* _Instructions for the task_: Your reply should be made up of every line in the records below that holds the string "this".

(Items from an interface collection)
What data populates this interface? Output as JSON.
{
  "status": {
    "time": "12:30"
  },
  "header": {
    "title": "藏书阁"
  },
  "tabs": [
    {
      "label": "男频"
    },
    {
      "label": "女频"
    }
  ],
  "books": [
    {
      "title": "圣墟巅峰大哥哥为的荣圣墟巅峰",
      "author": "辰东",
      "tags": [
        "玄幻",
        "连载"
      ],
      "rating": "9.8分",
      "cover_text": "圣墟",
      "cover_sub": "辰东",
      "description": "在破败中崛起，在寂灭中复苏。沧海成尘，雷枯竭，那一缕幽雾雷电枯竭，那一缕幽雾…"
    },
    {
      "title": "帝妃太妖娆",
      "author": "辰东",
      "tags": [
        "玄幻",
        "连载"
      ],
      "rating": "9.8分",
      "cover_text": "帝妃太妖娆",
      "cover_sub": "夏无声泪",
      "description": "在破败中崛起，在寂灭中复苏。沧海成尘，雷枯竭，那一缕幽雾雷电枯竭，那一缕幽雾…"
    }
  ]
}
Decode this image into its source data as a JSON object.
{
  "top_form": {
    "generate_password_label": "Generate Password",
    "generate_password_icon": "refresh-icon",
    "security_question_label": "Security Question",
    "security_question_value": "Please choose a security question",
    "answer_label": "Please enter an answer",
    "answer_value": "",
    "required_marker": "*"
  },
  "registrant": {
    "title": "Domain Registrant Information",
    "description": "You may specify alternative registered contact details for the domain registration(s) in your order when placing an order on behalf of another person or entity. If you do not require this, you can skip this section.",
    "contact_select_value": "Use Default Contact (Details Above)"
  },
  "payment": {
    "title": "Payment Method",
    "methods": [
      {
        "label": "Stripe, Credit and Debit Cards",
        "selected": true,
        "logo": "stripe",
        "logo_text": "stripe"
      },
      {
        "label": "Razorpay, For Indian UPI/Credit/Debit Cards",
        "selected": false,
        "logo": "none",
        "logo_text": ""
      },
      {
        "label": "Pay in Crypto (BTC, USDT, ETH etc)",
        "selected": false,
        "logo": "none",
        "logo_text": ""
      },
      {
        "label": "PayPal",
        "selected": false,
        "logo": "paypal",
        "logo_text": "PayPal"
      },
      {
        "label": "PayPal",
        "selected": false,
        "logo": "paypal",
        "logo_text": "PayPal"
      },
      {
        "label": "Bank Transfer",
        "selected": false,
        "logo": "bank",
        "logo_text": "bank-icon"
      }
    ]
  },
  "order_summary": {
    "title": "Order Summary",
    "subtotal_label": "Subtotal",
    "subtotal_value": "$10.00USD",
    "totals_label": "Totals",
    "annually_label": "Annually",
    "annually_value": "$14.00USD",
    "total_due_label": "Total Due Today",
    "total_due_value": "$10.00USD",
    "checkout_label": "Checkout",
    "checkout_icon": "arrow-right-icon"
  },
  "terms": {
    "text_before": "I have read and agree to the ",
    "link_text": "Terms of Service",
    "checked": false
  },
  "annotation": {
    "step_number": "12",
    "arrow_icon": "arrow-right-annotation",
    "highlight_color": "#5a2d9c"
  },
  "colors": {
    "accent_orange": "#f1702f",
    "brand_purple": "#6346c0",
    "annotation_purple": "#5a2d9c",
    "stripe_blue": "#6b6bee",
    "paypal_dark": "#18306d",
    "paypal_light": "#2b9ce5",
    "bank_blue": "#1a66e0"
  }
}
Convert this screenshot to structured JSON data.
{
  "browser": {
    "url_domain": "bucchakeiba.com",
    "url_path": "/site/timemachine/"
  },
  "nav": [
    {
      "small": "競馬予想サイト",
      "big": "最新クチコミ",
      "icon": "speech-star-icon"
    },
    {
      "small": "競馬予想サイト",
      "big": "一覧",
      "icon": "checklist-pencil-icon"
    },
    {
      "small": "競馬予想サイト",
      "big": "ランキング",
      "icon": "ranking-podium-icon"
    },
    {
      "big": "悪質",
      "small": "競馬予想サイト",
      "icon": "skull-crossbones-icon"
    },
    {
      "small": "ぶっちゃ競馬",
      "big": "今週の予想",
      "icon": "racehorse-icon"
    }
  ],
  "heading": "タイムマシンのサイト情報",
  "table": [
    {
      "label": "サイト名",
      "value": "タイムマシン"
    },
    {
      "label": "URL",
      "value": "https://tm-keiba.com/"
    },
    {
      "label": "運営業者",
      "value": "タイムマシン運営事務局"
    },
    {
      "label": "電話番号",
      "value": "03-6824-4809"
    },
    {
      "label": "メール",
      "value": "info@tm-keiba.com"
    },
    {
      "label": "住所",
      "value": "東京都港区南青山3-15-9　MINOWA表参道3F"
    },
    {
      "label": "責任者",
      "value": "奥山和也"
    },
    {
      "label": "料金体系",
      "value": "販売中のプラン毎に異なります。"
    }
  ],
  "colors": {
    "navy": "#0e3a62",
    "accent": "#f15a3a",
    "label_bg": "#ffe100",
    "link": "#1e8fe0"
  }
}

* _Result of the task_:
What data populates this interface? Output as JSON.
Decode this image into its source data as a JSON object.
    "description": "You may specify alternative registered contact details for the domain registration(s) in your order when placing an order on behalf of another person or entity. If you do not require this, you can skip this section.",
Convert this screenshot to structured JSON data.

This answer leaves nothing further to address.